There is one point mentioned in the article that I think requires explanation, or at least some further information. The article closes with a comment from one lawyer that some companies are putting provisions in their bylaws designating Delaware as the forum in which fiduciary litigation must be heard.
A bylaw forum selection clause may be a good idea, but it might not be enforceable. The article neglects to mention that just last week Northern District of California Judge Richard Seeborg held that the forum selection clause in Oracle’s bylaws is unenforceable. Please refer to my January 6, 2011 post (here, scroll down) for a link to the Oracle decision and for a discussion of the case.
Momma, Don’t Let Your Babies Grow Up to Be Law Students: If you or anyone you care about is thinking about going to law school, you will definitely want to read the article that appeared in Sunday’s New York Times entitled "Is Law School a Losing Game?" (here). A very depressing, stark portrait of an academic racket that is definitely out of whack.
Points of Reference: As explained on Wikepedia (here), the Netherlands are often referred to as Holland, although North and South Holland are actually only two of its twelve provinces. Holland itself was one of the seven provinces that in 1581 formed the Republic of the Seven United Netherlands.

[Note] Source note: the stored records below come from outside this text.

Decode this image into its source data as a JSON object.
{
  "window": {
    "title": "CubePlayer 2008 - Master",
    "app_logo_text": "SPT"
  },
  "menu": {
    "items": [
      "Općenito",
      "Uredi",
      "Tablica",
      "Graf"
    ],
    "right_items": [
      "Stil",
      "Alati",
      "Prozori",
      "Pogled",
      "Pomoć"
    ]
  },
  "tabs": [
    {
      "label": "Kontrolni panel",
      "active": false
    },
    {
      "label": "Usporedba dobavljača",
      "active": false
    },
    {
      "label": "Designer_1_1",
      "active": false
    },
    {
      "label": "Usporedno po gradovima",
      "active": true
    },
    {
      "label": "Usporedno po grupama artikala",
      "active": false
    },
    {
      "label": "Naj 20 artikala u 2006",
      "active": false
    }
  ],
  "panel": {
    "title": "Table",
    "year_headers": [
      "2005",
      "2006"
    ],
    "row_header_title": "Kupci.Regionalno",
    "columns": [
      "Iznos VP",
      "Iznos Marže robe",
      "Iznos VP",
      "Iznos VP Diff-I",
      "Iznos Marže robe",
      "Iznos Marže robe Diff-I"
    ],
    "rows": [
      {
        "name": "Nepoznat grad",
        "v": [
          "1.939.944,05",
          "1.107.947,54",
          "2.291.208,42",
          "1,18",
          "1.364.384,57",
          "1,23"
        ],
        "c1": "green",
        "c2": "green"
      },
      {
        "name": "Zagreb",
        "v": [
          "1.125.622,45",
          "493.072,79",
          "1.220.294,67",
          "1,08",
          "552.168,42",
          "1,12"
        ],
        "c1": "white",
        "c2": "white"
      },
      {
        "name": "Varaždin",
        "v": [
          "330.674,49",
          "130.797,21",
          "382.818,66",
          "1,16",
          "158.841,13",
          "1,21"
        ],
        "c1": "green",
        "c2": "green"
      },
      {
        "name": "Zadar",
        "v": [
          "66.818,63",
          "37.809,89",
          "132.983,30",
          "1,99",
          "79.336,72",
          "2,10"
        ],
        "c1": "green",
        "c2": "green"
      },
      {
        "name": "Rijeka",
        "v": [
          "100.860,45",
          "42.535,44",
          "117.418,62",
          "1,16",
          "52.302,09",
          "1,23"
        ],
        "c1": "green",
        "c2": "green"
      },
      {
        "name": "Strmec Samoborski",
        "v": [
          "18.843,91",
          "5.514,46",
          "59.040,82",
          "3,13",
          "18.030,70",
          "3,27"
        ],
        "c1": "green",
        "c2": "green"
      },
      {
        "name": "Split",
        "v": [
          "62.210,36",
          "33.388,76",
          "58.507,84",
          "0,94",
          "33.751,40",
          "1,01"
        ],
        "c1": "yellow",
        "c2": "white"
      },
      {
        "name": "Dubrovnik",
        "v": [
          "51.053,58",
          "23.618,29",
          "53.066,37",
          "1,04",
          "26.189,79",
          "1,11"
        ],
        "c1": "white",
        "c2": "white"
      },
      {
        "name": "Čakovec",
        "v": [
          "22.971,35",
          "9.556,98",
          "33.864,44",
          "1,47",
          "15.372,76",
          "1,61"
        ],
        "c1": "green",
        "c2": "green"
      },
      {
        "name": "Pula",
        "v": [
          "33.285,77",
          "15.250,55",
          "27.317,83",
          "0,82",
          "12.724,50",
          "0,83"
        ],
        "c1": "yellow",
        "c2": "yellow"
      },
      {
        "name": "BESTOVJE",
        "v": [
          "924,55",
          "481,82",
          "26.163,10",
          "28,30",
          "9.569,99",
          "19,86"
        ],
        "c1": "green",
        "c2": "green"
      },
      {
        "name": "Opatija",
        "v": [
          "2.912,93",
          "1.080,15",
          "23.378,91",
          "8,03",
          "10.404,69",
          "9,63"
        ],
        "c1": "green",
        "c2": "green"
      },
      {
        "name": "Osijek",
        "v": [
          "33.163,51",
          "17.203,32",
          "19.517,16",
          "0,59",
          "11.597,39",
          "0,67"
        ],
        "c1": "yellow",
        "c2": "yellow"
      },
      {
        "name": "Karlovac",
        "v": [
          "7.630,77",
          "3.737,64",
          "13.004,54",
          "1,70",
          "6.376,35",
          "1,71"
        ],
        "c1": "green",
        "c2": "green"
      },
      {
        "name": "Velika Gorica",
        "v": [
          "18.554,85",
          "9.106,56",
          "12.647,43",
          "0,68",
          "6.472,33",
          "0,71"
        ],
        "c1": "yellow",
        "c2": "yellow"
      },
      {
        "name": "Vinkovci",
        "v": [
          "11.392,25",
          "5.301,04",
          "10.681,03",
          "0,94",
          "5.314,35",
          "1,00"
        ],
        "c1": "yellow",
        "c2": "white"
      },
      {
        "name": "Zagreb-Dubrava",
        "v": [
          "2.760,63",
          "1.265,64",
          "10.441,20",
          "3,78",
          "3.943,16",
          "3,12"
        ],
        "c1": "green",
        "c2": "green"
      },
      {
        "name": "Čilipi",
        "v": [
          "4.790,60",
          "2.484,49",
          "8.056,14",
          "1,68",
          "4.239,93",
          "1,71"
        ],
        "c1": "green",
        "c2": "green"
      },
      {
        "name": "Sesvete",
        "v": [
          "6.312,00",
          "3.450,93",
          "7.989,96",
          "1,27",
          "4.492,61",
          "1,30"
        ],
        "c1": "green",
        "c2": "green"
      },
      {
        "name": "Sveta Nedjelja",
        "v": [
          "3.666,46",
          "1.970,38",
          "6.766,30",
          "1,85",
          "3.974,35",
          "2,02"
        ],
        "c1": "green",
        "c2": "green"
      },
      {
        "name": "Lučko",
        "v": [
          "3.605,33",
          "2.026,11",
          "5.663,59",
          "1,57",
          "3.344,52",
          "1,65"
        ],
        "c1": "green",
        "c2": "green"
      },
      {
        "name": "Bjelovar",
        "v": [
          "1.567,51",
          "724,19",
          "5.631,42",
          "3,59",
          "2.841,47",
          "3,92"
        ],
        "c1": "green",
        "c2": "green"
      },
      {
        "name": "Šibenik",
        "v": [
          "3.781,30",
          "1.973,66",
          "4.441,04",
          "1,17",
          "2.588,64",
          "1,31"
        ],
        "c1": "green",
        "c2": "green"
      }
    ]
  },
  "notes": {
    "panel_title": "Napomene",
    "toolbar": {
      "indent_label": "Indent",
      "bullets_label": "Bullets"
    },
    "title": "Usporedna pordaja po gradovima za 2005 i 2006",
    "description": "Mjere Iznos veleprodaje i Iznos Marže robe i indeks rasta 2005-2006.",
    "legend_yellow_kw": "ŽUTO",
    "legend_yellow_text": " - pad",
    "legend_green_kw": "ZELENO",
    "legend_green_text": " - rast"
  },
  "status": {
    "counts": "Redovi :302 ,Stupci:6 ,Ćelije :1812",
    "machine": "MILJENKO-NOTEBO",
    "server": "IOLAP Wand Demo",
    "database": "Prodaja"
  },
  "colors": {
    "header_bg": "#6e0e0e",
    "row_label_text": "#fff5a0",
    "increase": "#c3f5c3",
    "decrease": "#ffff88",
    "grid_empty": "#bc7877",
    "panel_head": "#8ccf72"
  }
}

Refer also to this longer explication of the terminology surrounding the Netherlands and its language — among other things, the t in the Netherlands is not capitialized.
In the early 19th Century, what is now the Netherlands was part of The United Kingdom of the Netherlands, until what is now Belgium split off to form a separate country in 1830. And now, at least according to a January 10, 2011 New Yorker article (here), Belgium itself is in danger of further subdividing, as its Dutch-speaking Northern Flemish territories strain to draw away from the Southern francophone Wallonia.